- TASK REQUIREMENTS
Your reply should hold only the lines from the records below where "JSON" occurs.

═══ RAW DATA

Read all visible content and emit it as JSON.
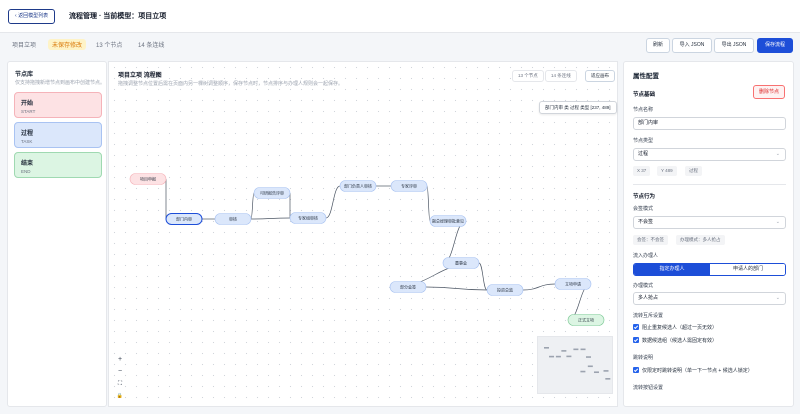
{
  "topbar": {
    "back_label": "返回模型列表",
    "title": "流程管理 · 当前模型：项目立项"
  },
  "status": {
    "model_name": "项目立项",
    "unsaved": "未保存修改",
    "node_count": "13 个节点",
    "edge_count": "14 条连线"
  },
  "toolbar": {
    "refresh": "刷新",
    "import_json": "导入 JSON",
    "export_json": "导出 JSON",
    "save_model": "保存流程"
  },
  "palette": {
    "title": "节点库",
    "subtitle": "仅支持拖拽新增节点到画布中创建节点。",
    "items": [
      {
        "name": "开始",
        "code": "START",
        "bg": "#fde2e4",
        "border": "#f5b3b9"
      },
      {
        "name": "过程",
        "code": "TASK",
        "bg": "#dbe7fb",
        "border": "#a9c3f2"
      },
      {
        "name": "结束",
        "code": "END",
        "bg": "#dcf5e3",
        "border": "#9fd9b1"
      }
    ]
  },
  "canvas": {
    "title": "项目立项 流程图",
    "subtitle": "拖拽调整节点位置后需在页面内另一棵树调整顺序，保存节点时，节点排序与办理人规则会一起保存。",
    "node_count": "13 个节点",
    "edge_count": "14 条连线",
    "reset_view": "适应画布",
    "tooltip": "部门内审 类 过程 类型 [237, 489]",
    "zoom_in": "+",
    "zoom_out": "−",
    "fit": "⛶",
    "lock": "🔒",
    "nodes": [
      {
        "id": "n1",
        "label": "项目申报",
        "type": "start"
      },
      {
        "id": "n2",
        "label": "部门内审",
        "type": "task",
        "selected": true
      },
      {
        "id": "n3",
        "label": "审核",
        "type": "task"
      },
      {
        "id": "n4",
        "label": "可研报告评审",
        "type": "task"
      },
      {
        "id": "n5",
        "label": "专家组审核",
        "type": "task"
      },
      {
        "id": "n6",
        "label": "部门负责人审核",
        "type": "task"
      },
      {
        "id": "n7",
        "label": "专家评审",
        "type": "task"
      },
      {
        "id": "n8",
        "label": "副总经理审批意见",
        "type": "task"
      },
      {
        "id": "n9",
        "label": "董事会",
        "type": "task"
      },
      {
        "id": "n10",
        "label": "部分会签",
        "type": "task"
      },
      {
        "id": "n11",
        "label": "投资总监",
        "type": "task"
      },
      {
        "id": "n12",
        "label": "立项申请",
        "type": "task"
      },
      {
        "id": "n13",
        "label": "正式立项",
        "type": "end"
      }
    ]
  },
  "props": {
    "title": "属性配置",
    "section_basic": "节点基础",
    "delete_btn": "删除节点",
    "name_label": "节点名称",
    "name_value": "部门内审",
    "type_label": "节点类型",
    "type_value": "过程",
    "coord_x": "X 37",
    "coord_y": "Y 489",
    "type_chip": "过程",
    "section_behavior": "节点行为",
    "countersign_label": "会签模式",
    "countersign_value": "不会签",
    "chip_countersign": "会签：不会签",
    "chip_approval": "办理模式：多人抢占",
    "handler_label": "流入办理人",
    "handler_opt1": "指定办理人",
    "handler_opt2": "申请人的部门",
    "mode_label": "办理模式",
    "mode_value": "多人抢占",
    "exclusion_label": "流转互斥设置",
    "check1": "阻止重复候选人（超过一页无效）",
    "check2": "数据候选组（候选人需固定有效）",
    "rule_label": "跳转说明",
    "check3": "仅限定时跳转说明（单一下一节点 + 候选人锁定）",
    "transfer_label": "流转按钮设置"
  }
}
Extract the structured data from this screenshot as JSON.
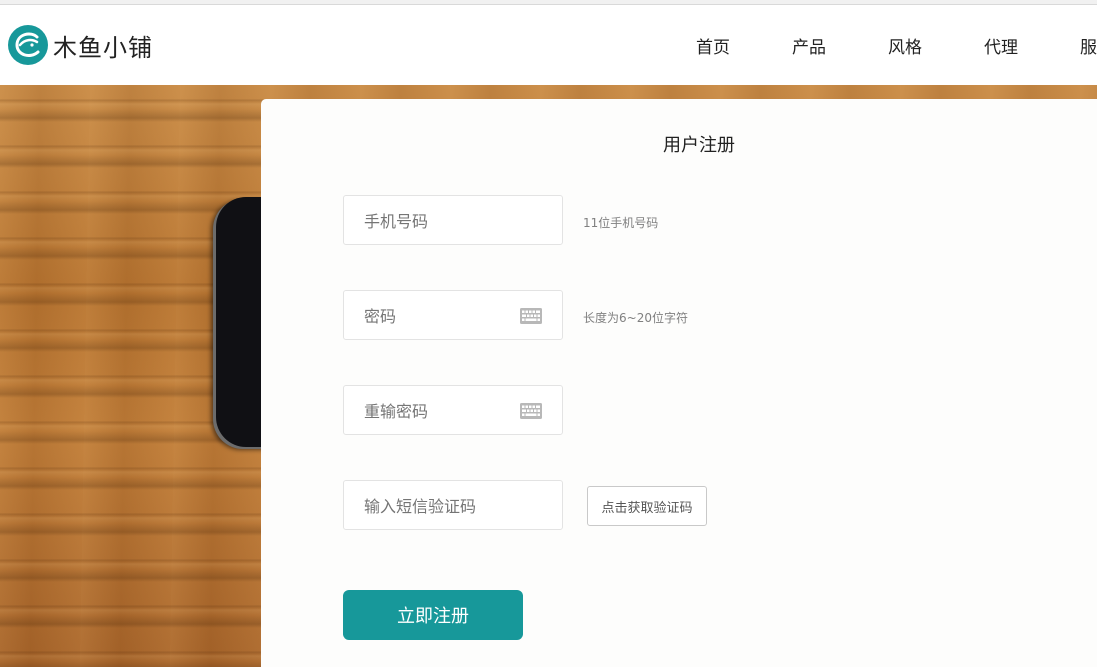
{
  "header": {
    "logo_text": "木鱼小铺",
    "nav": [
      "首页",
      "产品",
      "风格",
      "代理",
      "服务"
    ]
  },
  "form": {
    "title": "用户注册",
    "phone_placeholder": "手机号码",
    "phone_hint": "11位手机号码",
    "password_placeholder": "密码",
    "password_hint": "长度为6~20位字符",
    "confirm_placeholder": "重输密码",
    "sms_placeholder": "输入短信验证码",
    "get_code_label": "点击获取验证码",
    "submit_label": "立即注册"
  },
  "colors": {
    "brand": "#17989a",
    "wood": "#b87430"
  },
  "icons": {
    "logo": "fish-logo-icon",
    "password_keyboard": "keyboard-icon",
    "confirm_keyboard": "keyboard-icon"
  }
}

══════
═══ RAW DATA

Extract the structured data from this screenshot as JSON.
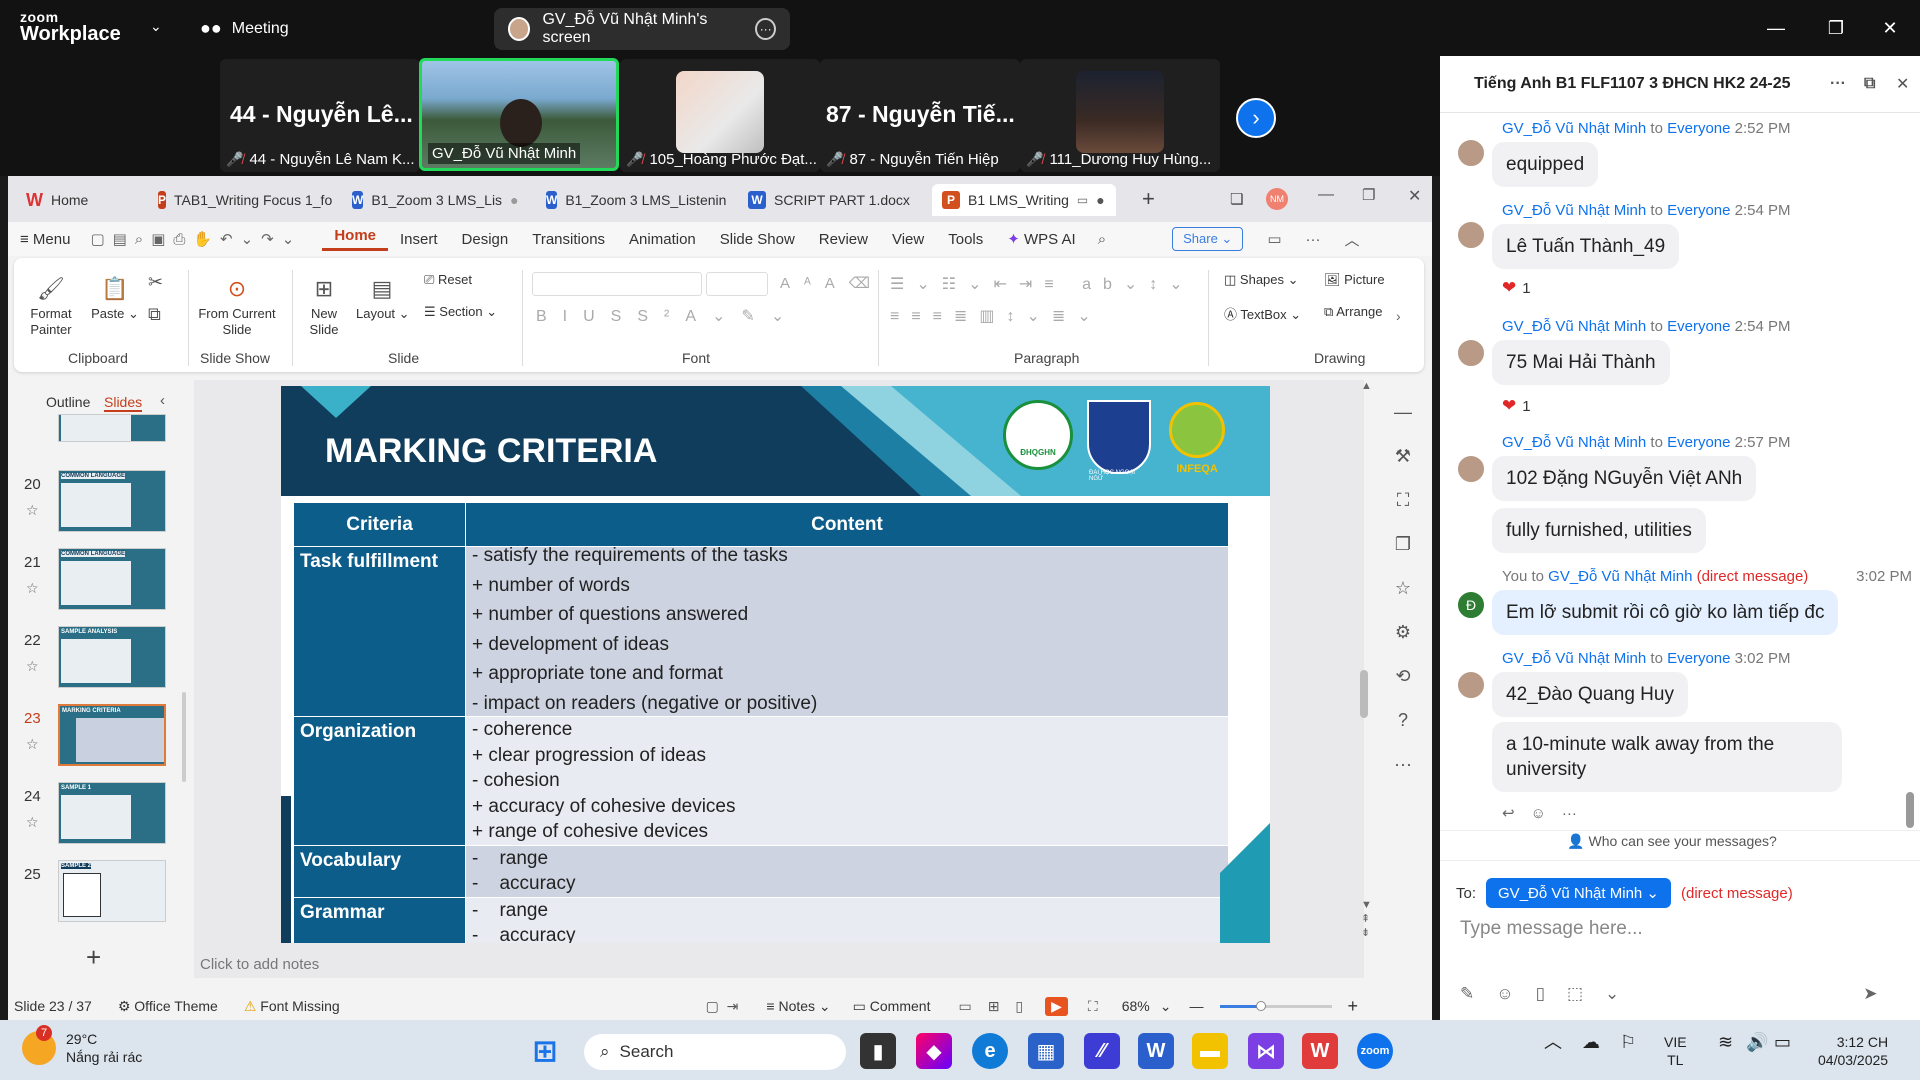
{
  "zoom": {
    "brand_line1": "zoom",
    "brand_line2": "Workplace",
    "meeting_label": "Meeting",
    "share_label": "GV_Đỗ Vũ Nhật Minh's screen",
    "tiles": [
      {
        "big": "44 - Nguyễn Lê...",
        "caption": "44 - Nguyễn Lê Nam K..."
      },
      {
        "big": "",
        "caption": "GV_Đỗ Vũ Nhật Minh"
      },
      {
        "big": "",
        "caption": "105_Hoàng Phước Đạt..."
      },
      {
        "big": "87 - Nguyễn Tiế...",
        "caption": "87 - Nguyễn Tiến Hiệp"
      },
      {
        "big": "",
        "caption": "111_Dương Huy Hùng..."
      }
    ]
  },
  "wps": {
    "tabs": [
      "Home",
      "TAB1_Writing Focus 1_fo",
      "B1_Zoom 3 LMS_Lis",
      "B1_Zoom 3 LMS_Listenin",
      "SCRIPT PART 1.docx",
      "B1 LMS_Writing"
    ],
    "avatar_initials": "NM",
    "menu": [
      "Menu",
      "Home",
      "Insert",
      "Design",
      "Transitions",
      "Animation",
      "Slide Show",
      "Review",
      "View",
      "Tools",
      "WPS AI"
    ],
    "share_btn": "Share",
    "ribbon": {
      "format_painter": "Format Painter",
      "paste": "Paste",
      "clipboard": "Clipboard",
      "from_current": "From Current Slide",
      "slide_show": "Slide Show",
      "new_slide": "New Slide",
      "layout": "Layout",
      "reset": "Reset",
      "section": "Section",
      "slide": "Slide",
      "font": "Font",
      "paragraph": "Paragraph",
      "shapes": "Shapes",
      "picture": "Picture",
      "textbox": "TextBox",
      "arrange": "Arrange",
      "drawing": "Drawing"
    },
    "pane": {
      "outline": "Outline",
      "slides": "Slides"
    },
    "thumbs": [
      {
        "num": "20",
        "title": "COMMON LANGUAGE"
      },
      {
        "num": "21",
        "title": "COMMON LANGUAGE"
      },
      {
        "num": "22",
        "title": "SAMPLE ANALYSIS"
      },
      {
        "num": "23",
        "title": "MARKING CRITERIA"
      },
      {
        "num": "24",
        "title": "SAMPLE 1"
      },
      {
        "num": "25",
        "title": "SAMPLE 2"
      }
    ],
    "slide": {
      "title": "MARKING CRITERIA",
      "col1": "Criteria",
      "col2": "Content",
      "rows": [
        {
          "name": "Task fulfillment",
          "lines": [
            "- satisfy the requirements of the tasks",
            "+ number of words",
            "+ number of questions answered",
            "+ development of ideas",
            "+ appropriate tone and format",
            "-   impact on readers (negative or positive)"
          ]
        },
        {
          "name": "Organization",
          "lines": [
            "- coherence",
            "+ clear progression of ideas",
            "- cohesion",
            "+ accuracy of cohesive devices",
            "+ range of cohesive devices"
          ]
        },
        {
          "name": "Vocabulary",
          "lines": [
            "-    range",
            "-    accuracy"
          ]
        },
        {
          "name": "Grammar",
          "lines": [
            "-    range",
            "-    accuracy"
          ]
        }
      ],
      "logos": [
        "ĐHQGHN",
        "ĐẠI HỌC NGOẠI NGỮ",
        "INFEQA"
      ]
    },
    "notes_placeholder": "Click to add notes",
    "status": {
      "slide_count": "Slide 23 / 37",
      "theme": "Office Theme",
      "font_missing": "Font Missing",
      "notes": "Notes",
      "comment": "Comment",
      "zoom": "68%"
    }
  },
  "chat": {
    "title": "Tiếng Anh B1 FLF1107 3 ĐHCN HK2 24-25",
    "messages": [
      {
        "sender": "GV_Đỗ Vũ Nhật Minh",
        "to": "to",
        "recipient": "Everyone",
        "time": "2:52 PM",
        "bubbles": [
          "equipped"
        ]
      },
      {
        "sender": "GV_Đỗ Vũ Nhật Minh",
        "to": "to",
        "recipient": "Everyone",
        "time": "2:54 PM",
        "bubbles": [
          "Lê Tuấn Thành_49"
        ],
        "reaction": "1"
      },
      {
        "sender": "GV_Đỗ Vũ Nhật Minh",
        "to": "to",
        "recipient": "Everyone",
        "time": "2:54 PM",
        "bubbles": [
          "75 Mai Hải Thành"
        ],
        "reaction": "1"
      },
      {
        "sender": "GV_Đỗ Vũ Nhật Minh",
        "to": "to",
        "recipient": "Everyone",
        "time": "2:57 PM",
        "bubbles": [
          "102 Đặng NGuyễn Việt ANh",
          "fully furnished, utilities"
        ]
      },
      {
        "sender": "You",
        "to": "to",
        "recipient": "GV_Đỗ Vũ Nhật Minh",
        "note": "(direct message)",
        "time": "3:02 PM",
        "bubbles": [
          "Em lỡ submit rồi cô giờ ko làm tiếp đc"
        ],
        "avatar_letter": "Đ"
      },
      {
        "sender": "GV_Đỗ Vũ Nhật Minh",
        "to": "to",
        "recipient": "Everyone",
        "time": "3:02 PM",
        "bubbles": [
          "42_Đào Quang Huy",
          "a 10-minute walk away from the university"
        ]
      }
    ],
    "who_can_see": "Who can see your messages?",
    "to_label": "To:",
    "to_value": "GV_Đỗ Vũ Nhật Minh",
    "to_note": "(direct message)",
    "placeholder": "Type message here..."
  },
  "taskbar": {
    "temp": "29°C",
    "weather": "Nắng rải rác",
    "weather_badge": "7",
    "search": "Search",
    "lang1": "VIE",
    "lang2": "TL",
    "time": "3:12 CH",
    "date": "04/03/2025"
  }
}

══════
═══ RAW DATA

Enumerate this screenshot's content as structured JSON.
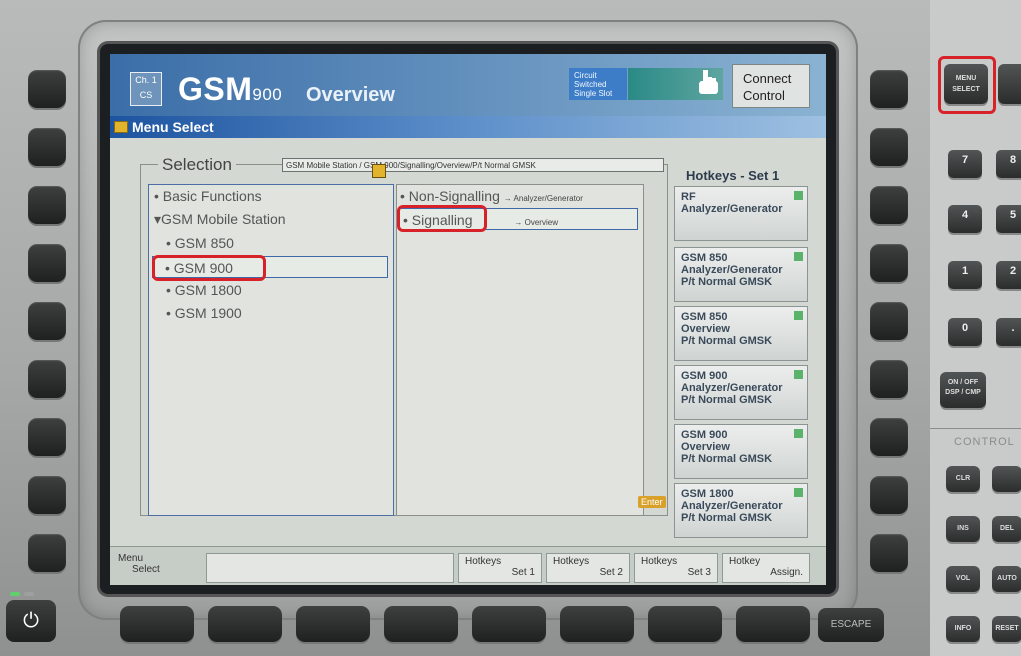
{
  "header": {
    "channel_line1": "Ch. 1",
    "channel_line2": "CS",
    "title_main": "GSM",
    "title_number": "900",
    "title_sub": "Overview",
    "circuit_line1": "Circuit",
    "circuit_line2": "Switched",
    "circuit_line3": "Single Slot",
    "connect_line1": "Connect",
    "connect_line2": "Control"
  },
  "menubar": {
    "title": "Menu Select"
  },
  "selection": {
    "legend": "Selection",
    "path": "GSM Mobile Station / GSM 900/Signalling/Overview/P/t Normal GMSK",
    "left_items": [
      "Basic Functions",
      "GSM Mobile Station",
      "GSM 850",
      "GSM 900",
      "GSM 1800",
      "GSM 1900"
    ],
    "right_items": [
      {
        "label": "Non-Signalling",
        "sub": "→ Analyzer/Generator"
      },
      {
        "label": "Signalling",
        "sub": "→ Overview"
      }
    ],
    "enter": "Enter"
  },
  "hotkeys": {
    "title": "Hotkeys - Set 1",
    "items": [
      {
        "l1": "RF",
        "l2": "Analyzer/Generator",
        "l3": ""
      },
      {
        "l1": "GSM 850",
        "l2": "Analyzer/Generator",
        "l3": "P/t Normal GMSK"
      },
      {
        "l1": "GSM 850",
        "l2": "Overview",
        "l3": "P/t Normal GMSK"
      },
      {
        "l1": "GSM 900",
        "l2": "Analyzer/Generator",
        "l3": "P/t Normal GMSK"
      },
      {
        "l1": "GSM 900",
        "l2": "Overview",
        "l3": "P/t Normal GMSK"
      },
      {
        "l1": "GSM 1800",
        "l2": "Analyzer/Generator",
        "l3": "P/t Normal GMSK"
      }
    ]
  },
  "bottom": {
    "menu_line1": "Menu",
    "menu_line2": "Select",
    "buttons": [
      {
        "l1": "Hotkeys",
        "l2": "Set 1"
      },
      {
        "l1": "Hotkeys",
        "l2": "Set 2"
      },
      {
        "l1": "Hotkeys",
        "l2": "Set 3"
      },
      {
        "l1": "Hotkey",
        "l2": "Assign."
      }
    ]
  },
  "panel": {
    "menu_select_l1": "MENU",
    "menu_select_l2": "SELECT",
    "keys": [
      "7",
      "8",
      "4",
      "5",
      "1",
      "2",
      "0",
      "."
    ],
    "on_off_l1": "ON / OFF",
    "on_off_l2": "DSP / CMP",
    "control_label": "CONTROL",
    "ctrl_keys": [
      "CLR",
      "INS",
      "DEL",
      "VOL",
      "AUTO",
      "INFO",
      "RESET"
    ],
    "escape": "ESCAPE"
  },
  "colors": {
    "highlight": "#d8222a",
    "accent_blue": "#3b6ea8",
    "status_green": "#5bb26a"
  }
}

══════

- REPLY TO THE TASK
Read all visible content and emit it as JSON.
    "import_json": "导入 JSON",
    "export_json": "导出 JSON",
Extract the structured data from this screenshot as JSON.
Extract the structured data from this screenshot as JSON.
Enumerate this screenshot's content as structured JSON.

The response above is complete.